→ REQUIRED WORK:
Wherever a line in the records below contains "Microwave", copy that line.
Top of TASK DATA
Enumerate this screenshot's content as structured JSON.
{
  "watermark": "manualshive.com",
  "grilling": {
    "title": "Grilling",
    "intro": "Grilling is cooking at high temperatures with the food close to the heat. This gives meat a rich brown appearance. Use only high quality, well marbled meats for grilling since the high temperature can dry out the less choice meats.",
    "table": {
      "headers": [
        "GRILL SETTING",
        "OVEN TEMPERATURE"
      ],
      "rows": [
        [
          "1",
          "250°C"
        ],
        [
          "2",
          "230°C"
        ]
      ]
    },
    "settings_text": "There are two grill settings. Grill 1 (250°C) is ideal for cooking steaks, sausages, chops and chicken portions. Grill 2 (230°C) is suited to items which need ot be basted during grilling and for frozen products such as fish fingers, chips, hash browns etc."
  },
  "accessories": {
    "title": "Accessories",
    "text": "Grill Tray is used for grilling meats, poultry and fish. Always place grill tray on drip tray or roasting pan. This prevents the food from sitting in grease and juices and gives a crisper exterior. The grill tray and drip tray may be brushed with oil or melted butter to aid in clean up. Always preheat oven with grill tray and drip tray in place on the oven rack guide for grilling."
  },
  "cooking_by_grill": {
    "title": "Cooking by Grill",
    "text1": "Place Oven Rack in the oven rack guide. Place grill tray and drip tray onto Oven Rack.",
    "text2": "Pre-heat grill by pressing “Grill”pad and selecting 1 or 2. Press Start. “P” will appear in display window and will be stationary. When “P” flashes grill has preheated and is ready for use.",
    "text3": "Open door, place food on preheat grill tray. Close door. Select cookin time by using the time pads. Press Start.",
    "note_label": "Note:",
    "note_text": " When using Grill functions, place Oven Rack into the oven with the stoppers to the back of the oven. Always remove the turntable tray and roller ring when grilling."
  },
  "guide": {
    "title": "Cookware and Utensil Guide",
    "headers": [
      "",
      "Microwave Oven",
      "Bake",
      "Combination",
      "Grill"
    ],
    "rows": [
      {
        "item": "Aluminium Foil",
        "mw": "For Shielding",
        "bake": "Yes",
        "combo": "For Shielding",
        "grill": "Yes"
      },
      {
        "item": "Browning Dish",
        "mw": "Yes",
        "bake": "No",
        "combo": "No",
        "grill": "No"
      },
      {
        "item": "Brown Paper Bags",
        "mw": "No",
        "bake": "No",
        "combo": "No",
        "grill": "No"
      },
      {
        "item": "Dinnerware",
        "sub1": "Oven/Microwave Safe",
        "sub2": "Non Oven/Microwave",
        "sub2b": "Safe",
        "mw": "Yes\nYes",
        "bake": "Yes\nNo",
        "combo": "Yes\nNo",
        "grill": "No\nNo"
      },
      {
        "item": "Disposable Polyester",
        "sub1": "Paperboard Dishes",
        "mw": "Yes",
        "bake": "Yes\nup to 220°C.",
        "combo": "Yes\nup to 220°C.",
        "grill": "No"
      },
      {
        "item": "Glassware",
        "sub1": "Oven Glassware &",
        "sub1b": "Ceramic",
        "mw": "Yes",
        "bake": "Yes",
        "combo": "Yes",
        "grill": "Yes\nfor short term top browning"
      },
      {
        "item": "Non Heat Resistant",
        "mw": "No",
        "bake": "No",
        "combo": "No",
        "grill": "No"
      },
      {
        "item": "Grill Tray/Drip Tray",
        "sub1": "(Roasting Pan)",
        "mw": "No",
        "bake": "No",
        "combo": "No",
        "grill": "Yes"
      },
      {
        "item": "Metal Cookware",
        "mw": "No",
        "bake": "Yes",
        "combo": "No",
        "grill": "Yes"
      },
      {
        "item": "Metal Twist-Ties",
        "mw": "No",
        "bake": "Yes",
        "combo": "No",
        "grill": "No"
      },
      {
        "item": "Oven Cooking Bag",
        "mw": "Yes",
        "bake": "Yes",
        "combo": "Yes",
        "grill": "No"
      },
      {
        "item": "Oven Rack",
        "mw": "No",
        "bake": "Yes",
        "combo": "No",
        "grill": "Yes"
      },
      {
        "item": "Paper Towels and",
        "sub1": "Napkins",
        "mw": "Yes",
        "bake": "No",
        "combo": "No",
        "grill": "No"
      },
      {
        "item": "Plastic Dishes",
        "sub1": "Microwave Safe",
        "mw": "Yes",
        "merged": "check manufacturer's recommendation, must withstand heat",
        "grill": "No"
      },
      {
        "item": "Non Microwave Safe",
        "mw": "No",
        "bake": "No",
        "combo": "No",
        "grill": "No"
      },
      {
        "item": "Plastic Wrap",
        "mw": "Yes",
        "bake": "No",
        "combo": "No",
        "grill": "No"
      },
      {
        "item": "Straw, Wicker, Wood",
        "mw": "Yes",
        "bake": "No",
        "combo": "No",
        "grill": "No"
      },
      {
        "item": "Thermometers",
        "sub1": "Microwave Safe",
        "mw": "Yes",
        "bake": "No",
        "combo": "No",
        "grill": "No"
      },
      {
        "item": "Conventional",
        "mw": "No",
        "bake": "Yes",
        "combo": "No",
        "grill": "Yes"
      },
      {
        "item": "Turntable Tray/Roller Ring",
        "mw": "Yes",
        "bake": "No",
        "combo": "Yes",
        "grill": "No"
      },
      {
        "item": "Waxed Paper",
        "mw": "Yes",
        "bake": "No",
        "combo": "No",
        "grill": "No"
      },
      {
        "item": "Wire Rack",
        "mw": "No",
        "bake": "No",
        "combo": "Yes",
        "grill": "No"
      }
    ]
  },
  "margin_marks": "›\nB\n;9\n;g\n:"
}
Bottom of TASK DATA
→ RESPONSE TO THE TASK:
      "Microwave Oven",
        "sub1": "Oven/Microwave Safe",
        "sub2": "Non Oven/Microwave",
        "sub1": "Microwave Safe",
        "item": "Non Microwave Safe",
        "sub1": "Microwave Safe",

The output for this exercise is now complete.